After Gino paid the check (still no clue how much it cost), we walked towards the exit and passed Christian Bale. He was a lot shorter than I had imagined and sort of scrawny, so I guess it’s true that the camera adds two inches and 10 pounds. Perhaps he was physically transforming himself for a new role; who knows?
We walked 4 blocks north, in the rain, to The Skylark — a swanky cocktail bar atop a skyscraper overlooking the entire city. I’ve been there before, but with the rainclouds obscuring the even taller buildings, the view looked amazing. The clouds just seemed to devour anything over 20 stories.
Two martinis later, and we called it a night.
All in all, it was a good birthday: small and relatively low-key in the sense that it wasn’t a boozy rager. It made me feel like I can gracefully transition into my mid-3o’s, to an adult. So to quote Blink-182, “Well, I guess this is growing up.”
I went to the first preview day of the Queens Night Market, a ticketed affair that showcases food and retail vendors at the New York Hall of Science. For $5, one can taste all sorts of Asian, South American, and Eastern European foods before it’s open to the public — for free — later in the spring.
All the food and drinks cost under $6, so a twenty can take you a long way here. Nonetheless, waiting in line for a single food vendor can be up to 20 minutes, plus an additional 15 minutes for your food to be prepared. I recall waiting in line to get a pork bun, only to wait for my number to get called once it was prepared; I ended up going to another food line and the ATM in the meantime.
It’s all worth it though, as the worldly, street-style cuisine is unique; finding Japanese octopus balls, Chilean Arepas, or Urkanian perogies in one, localized area is hard to find — even in any neighborhood in New York.

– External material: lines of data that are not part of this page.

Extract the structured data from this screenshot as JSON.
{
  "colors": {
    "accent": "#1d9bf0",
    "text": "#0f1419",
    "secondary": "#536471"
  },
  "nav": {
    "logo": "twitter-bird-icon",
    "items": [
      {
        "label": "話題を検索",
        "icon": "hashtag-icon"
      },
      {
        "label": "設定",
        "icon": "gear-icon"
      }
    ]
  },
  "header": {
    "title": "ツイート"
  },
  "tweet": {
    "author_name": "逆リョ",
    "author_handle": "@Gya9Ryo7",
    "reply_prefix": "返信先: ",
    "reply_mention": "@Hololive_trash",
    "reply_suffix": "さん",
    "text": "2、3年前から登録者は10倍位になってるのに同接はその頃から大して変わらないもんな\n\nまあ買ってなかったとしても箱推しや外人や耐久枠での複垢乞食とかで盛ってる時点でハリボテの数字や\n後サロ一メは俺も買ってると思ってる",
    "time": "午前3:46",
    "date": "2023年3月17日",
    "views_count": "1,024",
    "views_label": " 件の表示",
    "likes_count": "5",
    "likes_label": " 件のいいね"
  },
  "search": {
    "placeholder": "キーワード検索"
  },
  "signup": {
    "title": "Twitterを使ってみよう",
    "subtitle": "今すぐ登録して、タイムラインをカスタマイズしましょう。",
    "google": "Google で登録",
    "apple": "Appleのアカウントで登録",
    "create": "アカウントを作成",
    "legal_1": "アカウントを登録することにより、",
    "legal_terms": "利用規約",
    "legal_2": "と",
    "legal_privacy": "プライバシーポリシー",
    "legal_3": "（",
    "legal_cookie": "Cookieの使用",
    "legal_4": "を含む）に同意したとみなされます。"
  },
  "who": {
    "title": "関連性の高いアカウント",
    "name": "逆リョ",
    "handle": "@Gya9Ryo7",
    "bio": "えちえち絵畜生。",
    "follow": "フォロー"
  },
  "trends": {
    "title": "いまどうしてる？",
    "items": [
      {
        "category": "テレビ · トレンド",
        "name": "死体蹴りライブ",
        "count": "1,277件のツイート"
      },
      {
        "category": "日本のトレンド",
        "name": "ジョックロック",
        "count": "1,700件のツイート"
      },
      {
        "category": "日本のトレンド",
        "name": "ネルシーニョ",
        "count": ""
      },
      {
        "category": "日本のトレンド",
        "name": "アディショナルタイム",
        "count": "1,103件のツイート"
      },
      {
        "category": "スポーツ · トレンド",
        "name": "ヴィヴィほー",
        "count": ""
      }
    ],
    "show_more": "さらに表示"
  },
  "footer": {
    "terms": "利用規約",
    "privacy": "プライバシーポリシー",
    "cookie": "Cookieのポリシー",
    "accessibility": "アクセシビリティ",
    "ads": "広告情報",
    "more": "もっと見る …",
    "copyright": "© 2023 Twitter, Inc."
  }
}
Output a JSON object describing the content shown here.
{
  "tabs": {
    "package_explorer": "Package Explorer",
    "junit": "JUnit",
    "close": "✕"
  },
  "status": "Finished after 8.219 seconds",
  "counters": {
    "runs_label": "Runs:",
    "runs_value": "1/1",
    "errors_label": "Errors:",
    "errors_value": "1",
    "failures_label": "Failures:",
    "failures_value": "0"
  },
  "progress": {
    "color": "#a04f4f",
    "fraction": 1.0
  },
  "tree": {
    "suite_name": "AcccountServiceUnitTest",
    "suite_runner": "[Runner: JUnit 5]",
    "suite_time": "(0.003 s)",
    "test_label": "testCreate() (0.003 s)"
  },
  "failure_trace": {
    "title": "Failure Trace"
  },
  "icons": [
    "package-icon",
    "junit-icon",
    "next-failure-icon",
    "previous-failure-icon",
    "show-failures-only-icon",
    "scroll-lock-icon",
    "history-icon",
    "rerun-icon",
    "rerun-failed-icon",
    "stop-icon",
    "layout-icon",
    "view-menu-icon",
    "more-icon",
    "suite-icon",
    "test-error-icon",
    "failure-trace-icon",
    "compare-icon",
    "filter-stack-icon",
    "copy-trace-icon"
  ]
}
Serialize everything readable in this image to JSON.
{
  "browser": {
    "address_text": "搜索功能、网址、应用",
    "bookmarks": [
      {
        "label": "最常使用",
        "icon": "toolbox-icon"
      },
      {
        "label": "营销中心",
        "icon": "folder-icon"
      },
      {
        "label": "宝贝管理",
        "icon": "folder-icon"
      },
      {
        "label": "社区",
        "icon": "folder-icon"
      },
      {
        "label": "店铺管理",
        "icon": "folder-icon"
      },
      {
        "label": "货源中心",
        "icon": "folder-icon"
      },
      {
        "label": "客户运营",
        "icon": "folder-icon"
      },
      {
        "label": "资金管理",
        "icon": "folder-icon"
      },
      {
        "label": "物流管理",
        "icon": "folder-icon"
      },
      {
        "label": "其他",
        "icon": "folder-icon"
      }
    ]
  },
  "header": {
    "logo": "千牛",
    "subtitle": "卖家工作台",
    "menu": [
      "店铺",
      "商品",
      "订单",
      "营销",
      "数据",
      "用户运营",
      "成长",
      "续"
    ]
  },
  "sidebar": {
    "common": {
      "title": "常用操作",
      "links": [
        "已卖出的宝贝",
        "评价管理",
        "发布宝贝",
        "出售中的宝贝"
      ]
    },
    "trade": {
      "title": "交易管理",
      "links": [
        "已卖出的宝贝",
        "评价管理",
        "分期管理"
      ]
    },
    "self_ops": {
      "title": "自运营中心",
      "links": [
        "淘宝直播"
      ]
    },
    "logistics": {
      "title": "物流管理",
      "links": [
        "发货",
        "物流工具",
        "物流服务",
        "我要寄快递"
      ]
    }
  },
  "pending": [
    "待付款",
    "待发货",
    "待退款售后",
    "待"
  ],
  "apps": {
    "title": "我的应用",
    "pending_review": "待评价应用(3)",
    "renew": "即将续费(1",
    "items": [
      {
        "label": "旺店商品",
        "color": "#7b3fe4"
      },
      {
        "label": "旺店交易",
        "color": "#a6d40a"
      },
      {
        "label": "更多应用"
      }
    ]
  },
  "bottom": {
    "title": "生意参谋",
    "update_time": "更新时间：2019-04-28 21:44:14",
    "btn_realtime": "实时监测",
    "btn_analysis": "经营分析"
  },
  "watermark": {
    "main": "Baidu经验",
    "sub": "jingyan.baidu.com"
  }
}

Here’s what I had:
Cbao’s Korean-Style Bulogi Bun: the meat was so juicy, and they loaded it with spring onions. The rice bun is much larger than any bun I’ve ever had, so at $5 it was a deal.
Lahi’s Filipino Lumpia: ground pork and garlic and onions in a fried eggroll wrapper. It’s very reminiscent of what I can cook.
Yes, the atmosphere was a little hectic, and the place was completely packed by 7:30pm (it opened at 6). I particularly didn’t like the music; it reminded me of a local county fair. Still, the food was awesome, and if you don’t mind waiting a lot and standing while eating, I highly recommend getting there early.
Here are more photos: